To be fair to most of the schools, in most of the classes I was provided with pre-set work to distribute, where students could just carry on from their pre-set instructions. At least this was organised, but it did not provide me with the stimulus of teaching anything. Far better on the rare, but fortunately lengthy bookings, where I was teaching my chosen subjects and was able to provide my own material towards their syllabus.
Referring back to the culture shock, this comes in the form of the behaviour of the pupils and how different schools handle these matters. In my very first class, a school in Harlow, the class welcomed me by throwing paper aeroplanes about the classroom, a couple of which hit me in the face. Not only had I little experience of disruptive students, I also had no formal training. One can only sink or swim, and it is vital to learn as quickly as possible. I have always been fairly street-wise, having been brought-upon Hackney schools in the early sixties, but had never seen anything like this in front of the teachers, who were generally (but not always) strict and would threaten with the cane for so much as looking at a teacher even in a scared way that the teacher disapproved. The pupils in my class at school, during the height of the Krays were budding protection racketeers (seriously) and we also had a dog race fixer, who put chewing gum in a paw. During a fight in the “private study room”, one of the pupils in my year threw a jack-knife into my foot and when the headmaster asked him what job he was going into he said “Hackney Police Force”. I digress. So the way I handled my first supply class was to prevent them leaving the room at the end of the lesson until they had made the room look tidy-no matter who had made the mess. This was pupils taking responsibility as a team
Coincidentally, I have found that in respect of misbehaviour, it always seemed to happen when I worked in schools in a borough beginning with the letter “H”. Harlow, Havering, Hackney, Hornsey, a nice job for Eliza Doolittle here. More about the behavioural issues in the next article.
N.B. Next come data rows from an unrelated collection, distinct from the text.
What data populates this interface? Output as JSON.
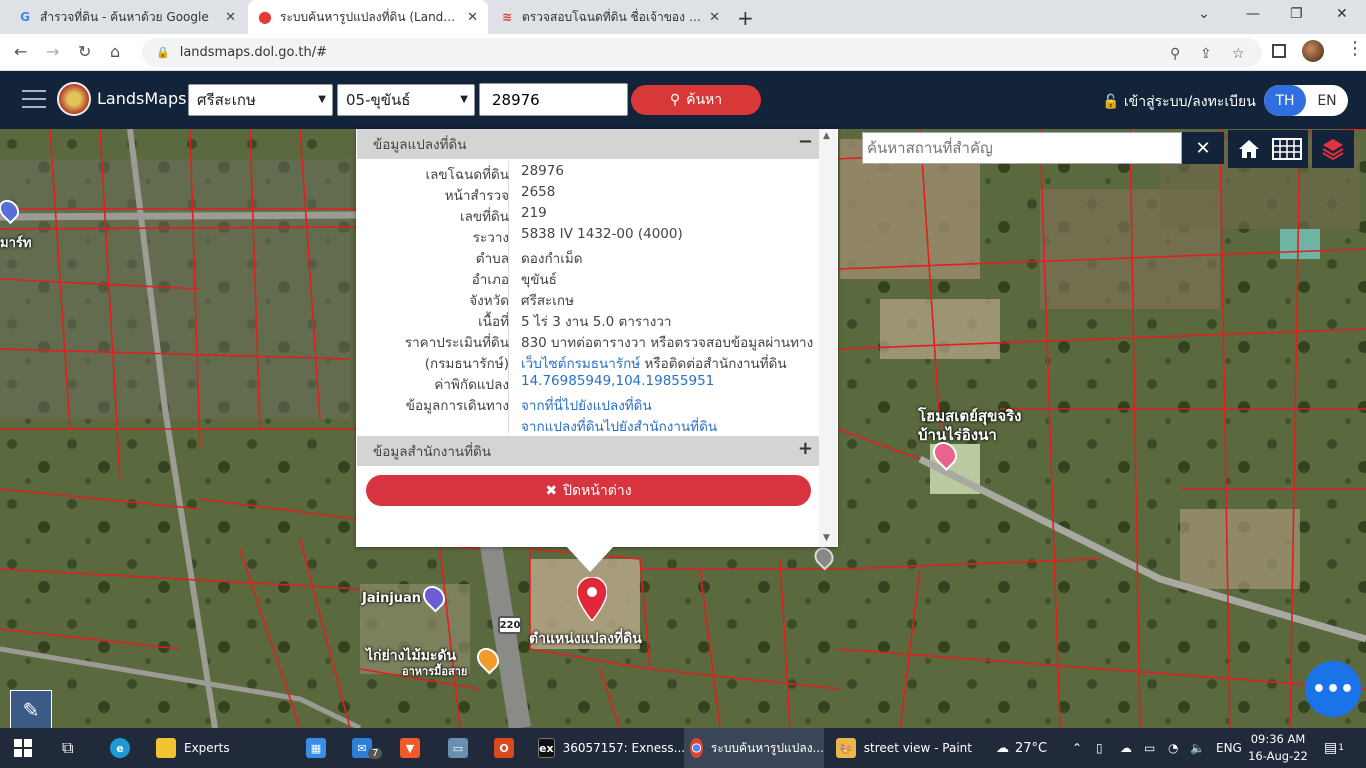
{
  "browser": {
    "tabs": [
      {
        "title": "สำรวจที่ดิน - ค้นหาด้วย Google",
        "icon": "google-icon"
      },
      {
        "title": "ระบบค้นหารูปแปลงที่ดิน (LandsMaps",
        "icon": "map-pin-icon"
      },
      {
        "title": "ตรวจสอบโฉนดที่ดิน ชื่อเจ้าของ ค้นหาแ",
        "icon": "stripes-logo-icon"
      }
    ],
    "url": "landsmaps.dol.go.th/#"
  },
  "header": {
    "brand": "LandsMaps",
    "province": "ศรีสะเกษ",
    "district": "05-ขุขันธ์",
    "parcel_no": "28976",
    "search_label": "ค้นหา",
    "login_label": "เข้าสู่ระบบ/ลงทะเบียน",
    "lang_th": "TH",
    "lang_en": "EN"
  },
  "popup": {
    "section1_title": "ข้อมูลแปลงที่ดิน",
    "section2_title": "ข้อมูลสำนักงานที่ดิน",
    "rows": [
      {
        "key": "เลขโฉนดที่ดิน",
        "value": "28976"
      },
      {
        "key": "หน้าสำรวจ",
        "value": "2658"
      },
      {
        "key": "เลขที่ดิน",
        "value": "219"
      },
      {
        "key": "ระวาง",
        "value": "5838 IV 1432-00 (4000)"
      },
      {
        "key": "ตำบล",
        "value": "ดองกำเม็ด"
      },
      {
        "key": "อำเภอ",
        "value": "ขุขันธ์"
      },
      {
        "key": "จังหวัด",
        "value": "ศรีสะเกษ"
      },
      {
        "key": "เนื้อที่",
        "value": "5 ไร่ 3 งาน 5.0 ตารางวา"
      },
      {
        "key": "ราคาประเมินที่ดิน",
        "value": "830 บาทต่อตารางวา หรือตรวจสอบข้อมูลผ่านทาง"
      },
      {
        "key": "(กรมธนารักษ์)",
        "value": "เว็บไซต์กรมธนารักษ์",
        "value_extra": " หรือติดต่อสำนักงานที่ดิน"
      },
      {
        "key": "ค่าพิกัดแปลง",
        "value": "14.76985949,104.19855951"
      },
      {
        "key": "ข้อมูลการเดินทาง",
        "value": "จากที่นี่ไปยังแปลงที่ดิน"
      },
      {
        "key": "",
        "value": "จากแปลงที่ดินไปยังสำนักงานที่ดิน"
      }
    ],
    "close_label": "ปิดหน้าต่าง"
  },
  "map": {
    "place_search_placeholder": "ค้นหาสถานที่สำคัญ",
    "labels": {
      "left_edge": "มาร์ท",
      "jainjuan": "Jainjuan",
      "road": "220",
      "restaurant": "ไก่ย่างไม้มะดัน",
      "restaurant_sub": "อาหารมื้อสาย",
      "marker": "ตำแหน่งแปลงที่ดิน",
      "homestay1": "โฮมสเตย์สุขจริง",
      "homestay2": "บ้านไร่อิงนา"
    }
  },
  "taskbar": {
    "items": [
      {
        "label": "Experts",
        "icon": "folder-icon"
      },
      {
        "label": "36057157: Exness...",
        "icon": "exness-icon"
      },
      {
        "label": "ระบบค้นหารูปแปลง...",
        "icon": "chrome-icon"
      },
      {
        "label": "street view - Paint",
        "icon": "paint-icon"
      }
    ],
    "mail_badge": "7",
    "weather": "27°C",
    "lang": "ENG",
    "time": "09:36 AM",
    "date": "16-Aug-22",
    "notif_count": "1"
  },
  "colors": {
    "header_bg": "#12233a",
    "accent_red": "#d83838",
    "link_blue": "#2a6fc8",
    "parcel_line": "#e02020"
  }
}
Because of the behaviour of some of the pupils, I have had enough of supply teaching and will hopefully never go back to it, until I am really destitute.